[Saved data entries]
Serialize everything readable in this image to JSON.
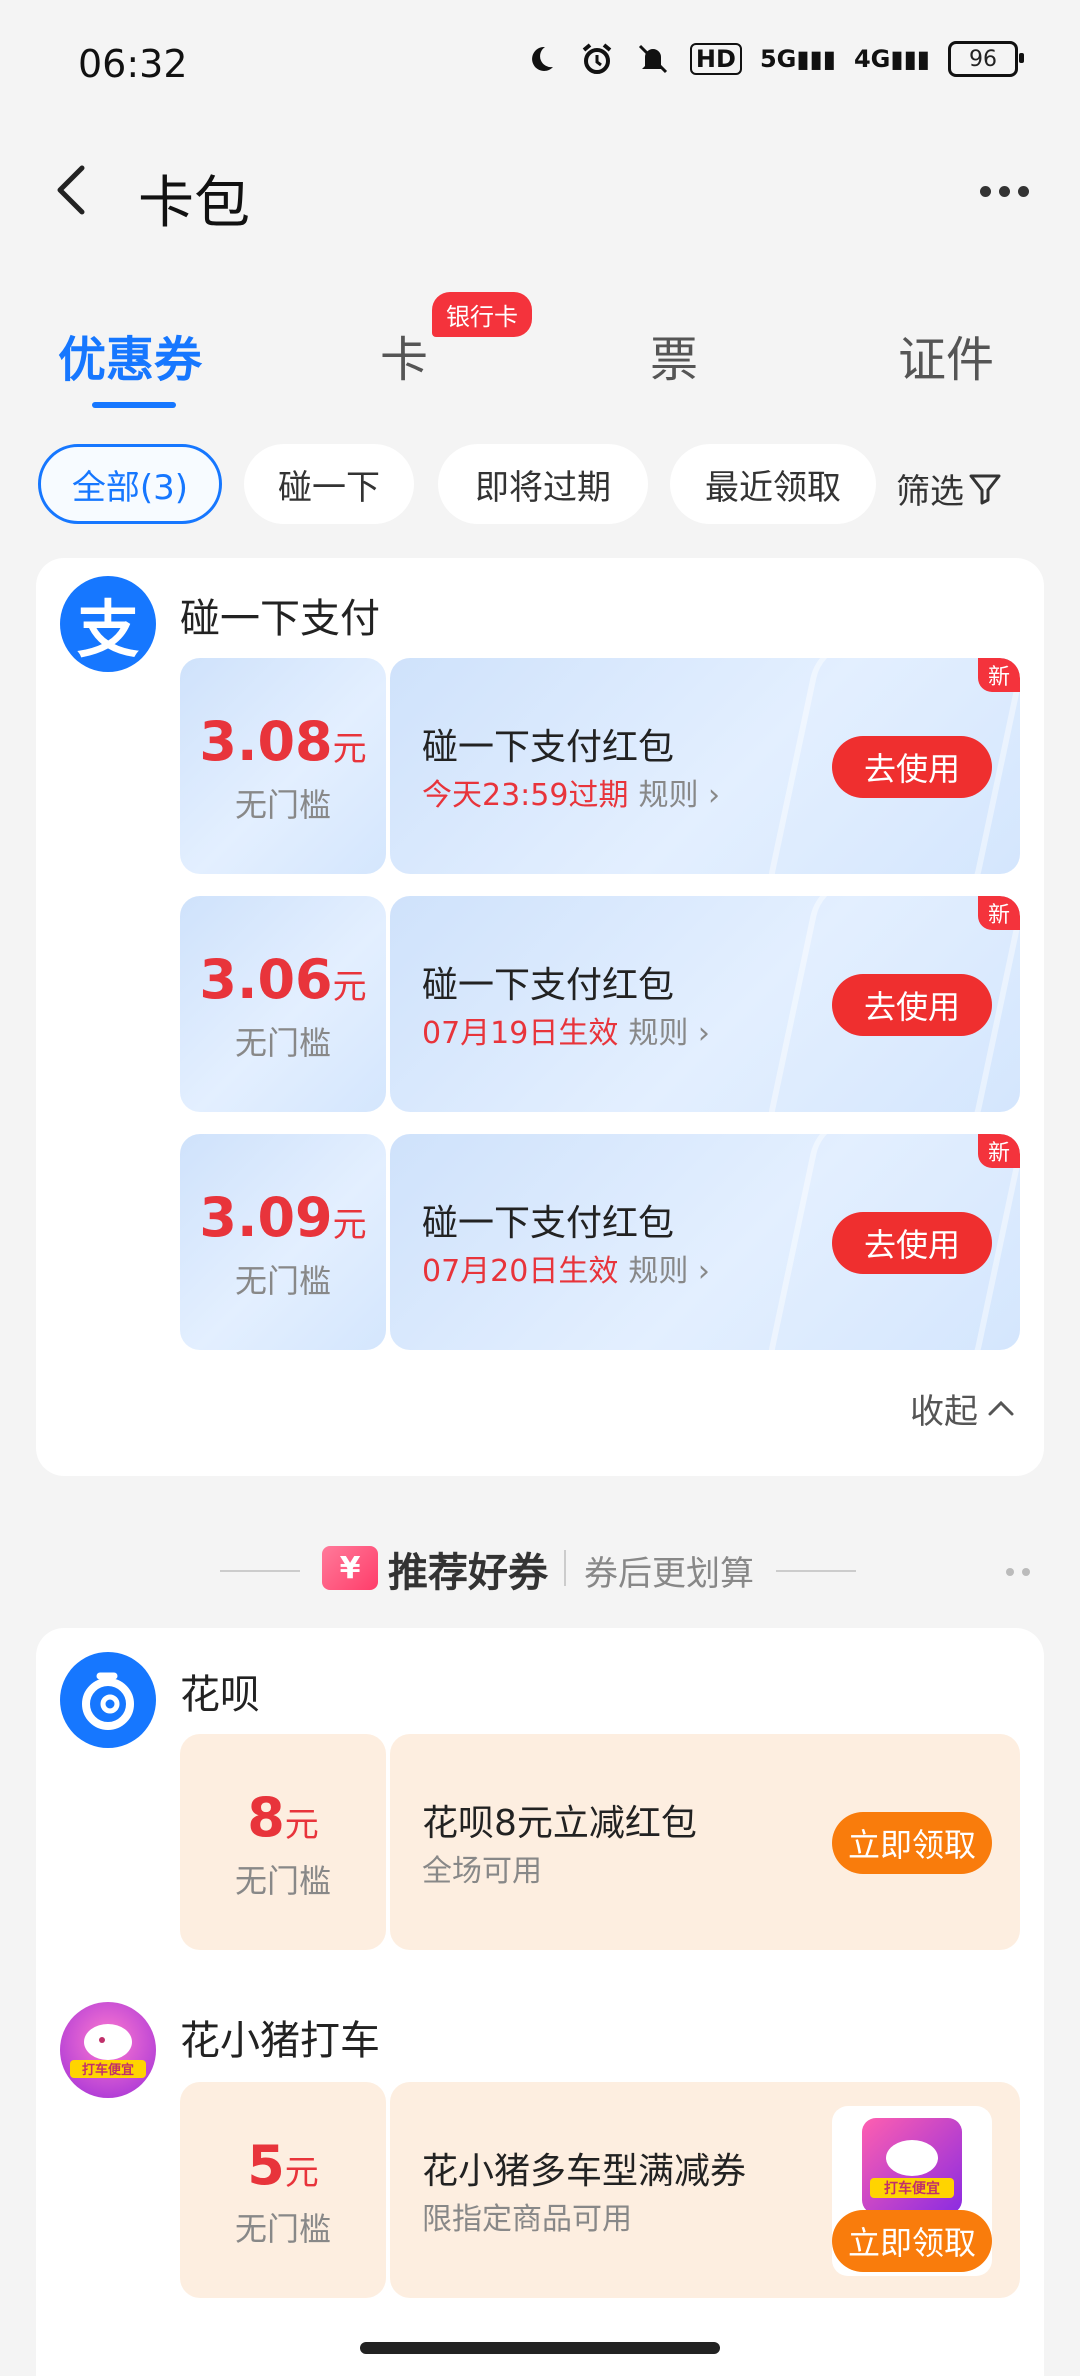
{
  "status": {
    "time": "06:32",
    "hd": "HD",
    "net5g": "5G",
    "net4g": "4G",
    "battery": "96"
  },
  "header": {
    "title": "卡包"
  },
  "tabs": [
    {
      "label": "优惠券"
    },
    {
      "label": "卡"
    },
    {
      "label": "票"
    },
    {
      "label": "证件"
    }
  ],
  "tab_badge": "银行卡",
  "chips": [
    {
      "label": "全部(3)"
    },
    {
      "label": "碰一下"
    },
    {
      "label": "即将过期"
    },
    {
      "label": "最近领取"
    }
  ],
  "filter_label": "筛选",
  "group1": {
    "merchant": "碰一下支付",
    "logo_char": "支",
    "coupons": [
      {
        "amount": "3.08",
        "unit": "元",
        "threshold": "无门槛",
        "title": "碰一下支付红包",
        "status": "今天23:59过期",
        "rule": "规则",
        "button": "去使用",
        "badge": "新"
      },
      {
        "amount": "3.06",
        "unit": "元",
        "threshold": "无门槛",
        "title": "碰一下支付红包",
        "status": "07月19日生效",
        "rule": "规则",
        "button": "去使用",
        "badge": "新"
      },
      {
        "amount": "3.09",
        "unit": "元",
        "threshold": "无门槛",
        "title": "碰一下支付红包",
        "status": "07月20日生效",
        "rule": "规则",
        "button": "去使用",
        "badge": "新"
      }
    ],
    "collapse_label": "收起"
  },
  "recommend": {
    "icon_char": "¥",
    "title": "推荐好券",
    "subtitle": "券后更划算"
  },
  "group2": {
    "merchants": [
      {
        "name": "花呗",
        "coupon": {
          "amount": "8",
          "unit": "元",
          "threshold": "无门槛",
          "title": "花呗8元立减红包",
          "sub": "全场可用",
          "button": "立即领取"
        }
      },
      {
        "name": "花小猪打车",
        "logo_text": "打车便宜",
        "coupon": {
          "amount": "5",
          "unit": "元",
          "threshold": "无门槛",
          "title": "花小猪多车型满减券",
          "sub": "限指定商品可用",
          "button": "立即领取"
        }
      }
    ]
  },
  "colors": {
    "accent": "#1677ff",
    "red": "#e8343b",
    "orange": "#f97c0c"
  }
}
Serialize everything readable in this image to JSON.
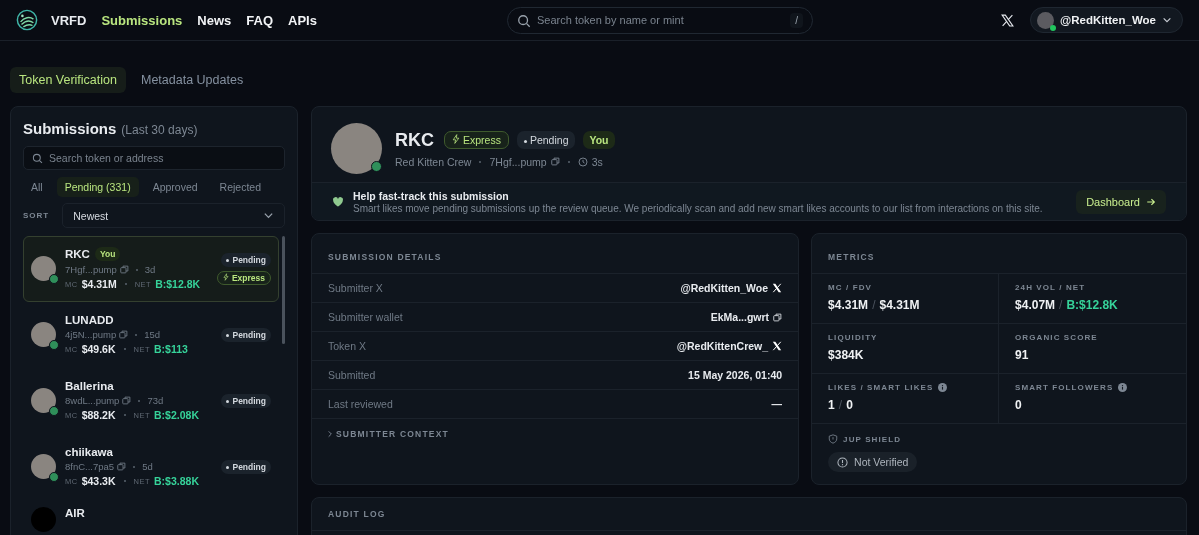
{
  "header": {
    "brand": "VRFD",
    "nav": [
      {
        "label": "Submissions",
        "selected": true
      },
      {
        "label": "News",
        "selected": false
      },
      {
        "label": "FAQ",
        "selected": false
      },
      {
        "label": "APIs",
        "selected": false
      }
    ],
    "search": {
      "placeholder": "Search token by name or mint",
      "shortcut": "/"
    },
    "user": {
      "handle": "@RedKitten_Woe",
      "online": true
    }
  },
  "page_tabs": [
    {
      "label": "Token Verification",
      "selected": true
    },
    {
      "label": "Metadata Updates",
      "selected": false
    }
  ],
  "submissions": {
    "title": "Submissions",
    "subtitle": "(Last 30 days)",
    "search": {
      "placeholder": "Search token or address"
    },
    "filters": [
      {
        "label": "All",
        "selected": false
      },
      {
        "label": "Pending (331)",
        "selected": true
      },
      {
        "label": "Approved",
        "selected": false
      },
      {
        "label": "Rejected",
        "selected": false
      }
    ],
    "sort": {
      "label": "SORT",
      "value": "Newest"
    },
    "items": [
      {
        "name": "RKC",
        "you": "You",
        "address": "7Hgf...pump",
        "age": "3d",
        "mc_label": "MC",
        "mc": "$4.31M",
        "net_label": "NET",
        "net": "B:$12.8K",
        "status": "Pending",
        "express": "Express",
        "selected": true
      },
      {
        "name": "LUNADD",
        "address": "4j5N...pump",
        "age": "15d",
        "mc_label": "MC",
        "mc": "$49.6K",
        "net_label": "NET",
        "net": "B:$113",
        "status": "Pending",
        "selected": false
      },
      {
        "name": "Ballerina",
        "address": "8wdL...pump",
        "age": "73d",
        "mc_label": "MC",
        "mc": "$88.2K",
        "net_label": "NET",
        "net": "B:$2.08K",
        "status": "Pending",
        "selected": false
      },
      {
        "name": "chiikawa",
        "address": "8fnC...7pa5",
        "age": "5d",
        "mc_label": "MC",
        "mc": "$43.3K",
        "net_label": "NET",
        "net": "B:$3.88K",
        "status": "Pending",
        "selected": false
      },
      {
        "name": "AIR",
        "selected": false
      }
    ]
  },
  "token": {
    "symbol": "RKC",
    "badges": [
      {
        "kind": "express",
        "label": "Express"
      },
      {
        "kind": "status",
        "label": "Pending"
      },
      {
        "kind": "you",
        "label": "You"
      }
    ],
    "name": "Red Kitten Crew",
    "address": "7Hgf...pump",
    "age": "3s",
    "help": {
      "title": "Help fast-track this submission",
      "text": "Smart likes move pending submissions up the review queue. We periodically scan and add new smart likes accounts to our list from interactions on this site.",
      "button": "Dashboard"
    }
  },
  "details": {
    "title": "SUBMISSION DETAILS",
    "rows": [
      {
        "label": "Submitter X",
        "value": "@RedKitten_Woe",
        "kind": "x"
      },
      {
        "label": "Submitter wallet",
        "value": "EkMa...gwrt",
        "kind": "copy"
      },
      {
        "label": "Token X",
        "value": "@RedKittenCrew_",
        "kind": "x"
      },
      {
        "label": "Submitted",
        "value": "15 May 2026, 01:40",
        "kind": "plain"
      },
      {
        "label": "Last reviewed",
        "value": "—",
        "kind": "plain"
      }
    ],
    "context": {
      "label": "SUBMITTER CONTEXT",
      "expanded": false
    }
  },
  "metrics": {
    "title": "METRICS",
    "cells": [
      {
        "label": "MC / FDV",
        "info": false,
        "parts": [
          {
            "text": "$4.31M",
            "kind": "plain"
          },
          {
            "text": "/",
            "kind": "muted"
          },
          {
            "text": "$4.31M",
            "kind": "plain"
          }
        ]
      },
      {
        "label": "24H VOL / NET",
        "info": false,
        "parts": [
          {
            "text": "$4.07M",
            "kind": "plain"
          },
          {
            "text": "/",
            "kind": "muted"
          },
          {
            "text": "B:$12.8K",
            "kind": "positive"
          }
        ]
      },
      {
        "label": "LIQUIDITY",
        "info": false,
        "parts": [
          {
            "text": "$384K",
            "kind": "plain"
          }
        ]
      },
      {
        "label": "ORGANIC SCORE",
        "info": false,
        "parts": [
          {
            "text": "91",
            "kind": "plain"
          }
        ]
      },
      {
        "label": "LIKES / SMART LIKES",
        "info": true,
        "parts": [
          {
            "text": "1",
            "kind": "plain"
          },
          {
            "text": "/",
            "kind": "muted"
          },
          {
            "text": "0",
            "kind": "plain"
          }
        ]
      },
      {
        "label": "SMART FOLLOWERS",
        "info": true,
        "parts": [
          {
            "text": "0",
            "kind": "plain"
          }
        ]
      }
    ],
    "shield": {
      "label": "JUP SHIELD",
      "status": "Not Verified"
    }
  },
  "audit": {
    "title": "AUDIT LOG"
  }
}
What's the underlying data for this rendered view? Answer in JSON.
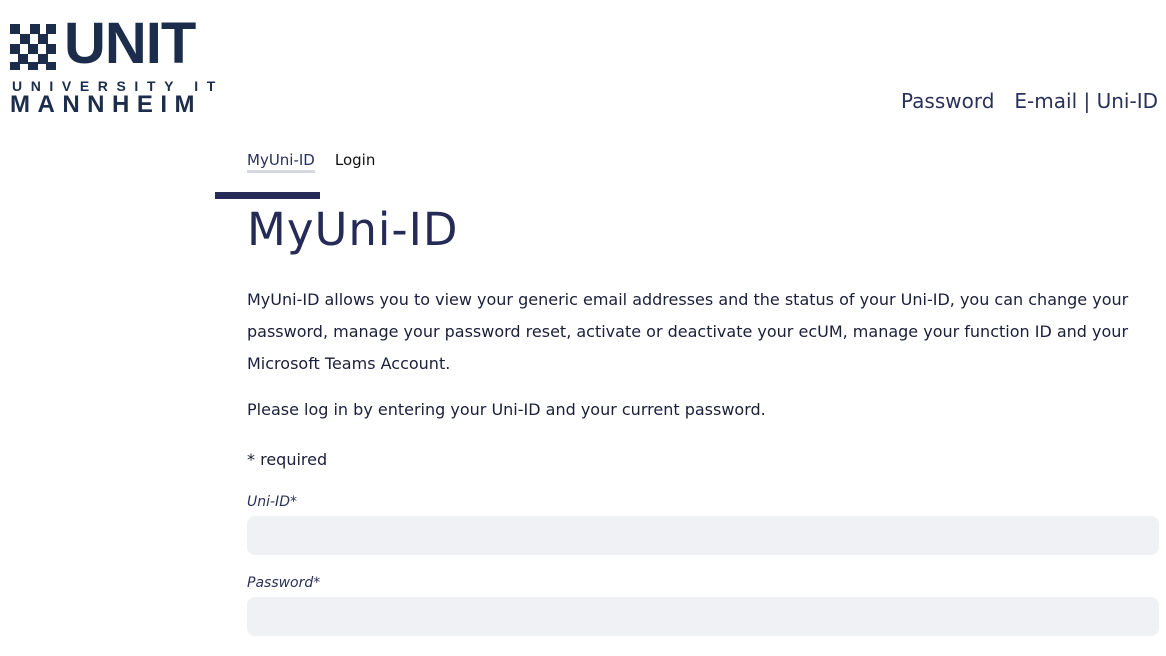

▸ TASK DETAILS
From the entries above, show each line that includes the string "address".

▸ EXERCISE SOLUTION
      "placeholder": "Search token or address"
        "address": "7Hgf...pump",
        "address": "4j5N...pump",
        "address": "8wdL...pump",
        "address": "8fnC...7pa5",
    "address": "7Hgf...pump",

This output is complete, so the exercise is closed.